At Cassel Bear, we’re fans of great marketing copy. Nothing gets us more excited than watching a business or organization begin to articulate a unique brand identity or story through content that is well-crafted, distinctively voiced, and engaging.

Too often, though, what is said gets lost in how it’s said. Grammar gaffes and spelling mistakes mar even the best website or print piece. Do we all make occasional slips when writing, proofreading, and editing? Yes. Do these goof-ups affect the way that our audience perceives you and your competence? Double yes.

So, as you are crafting your content, here are a few friendly reminders.

  • Beware of homonyms. Really, folks, we’ve got to get a hold of your / you’re. Not to mention there / their / they’re. And let’s not forget here / hear.
  • The semi-colon (;) is your friend, but only when you are connecting two related and complete sentences that could also stand independently. 

Correct: I’m going on a date; we’re going to dinner and a movie.

Incorrect: I’m going on a date; for dinner and a movie.

  • Don’t be so possessive. It’s is a short way of saying “it is.” It’s not a way of indicating belonging.  So, the dog enjoys its bone, not it’s bone.
  • A and E can be tricky, or useful. StationEry comes in an Envelope. StationAry is Apathetic and doesn’t move. And develop some similar mind tricks for Affect / Effect and Accept / Except while you’re at it.
  • Do you know the differences between a hyphen, an em-dash, and an en-dash? This copywriter didn’t until he got yelled at by Jessica Kirkwood. Check it out: www.grammarbook.com/punctuation/dashes.asp. And learn these keystrokes:

For an en-dash (–), the keystroke is “option” + “-“.

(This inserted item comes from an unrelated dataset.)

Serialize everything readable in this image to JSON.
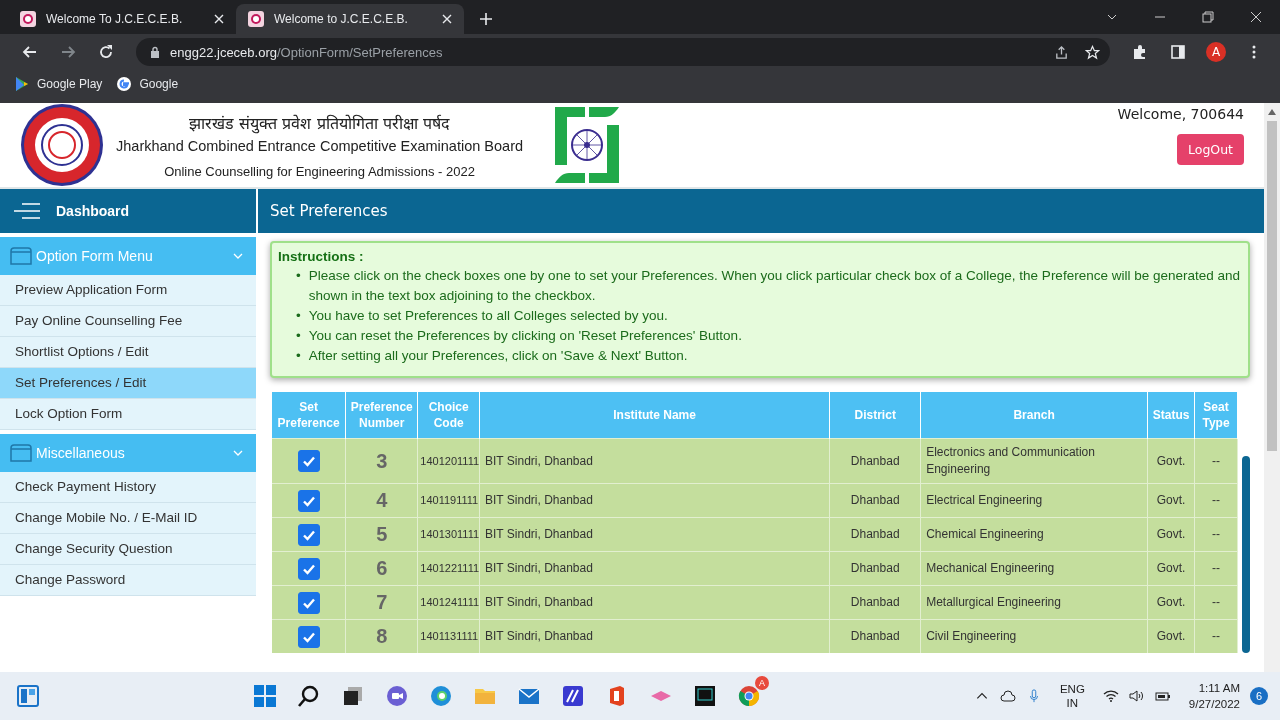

For an em-dash (—), the keystroke is “shift” + “option” “-“.

Join us again soon, when we’ll discuss the relative merits and demerits of the Oxford comma.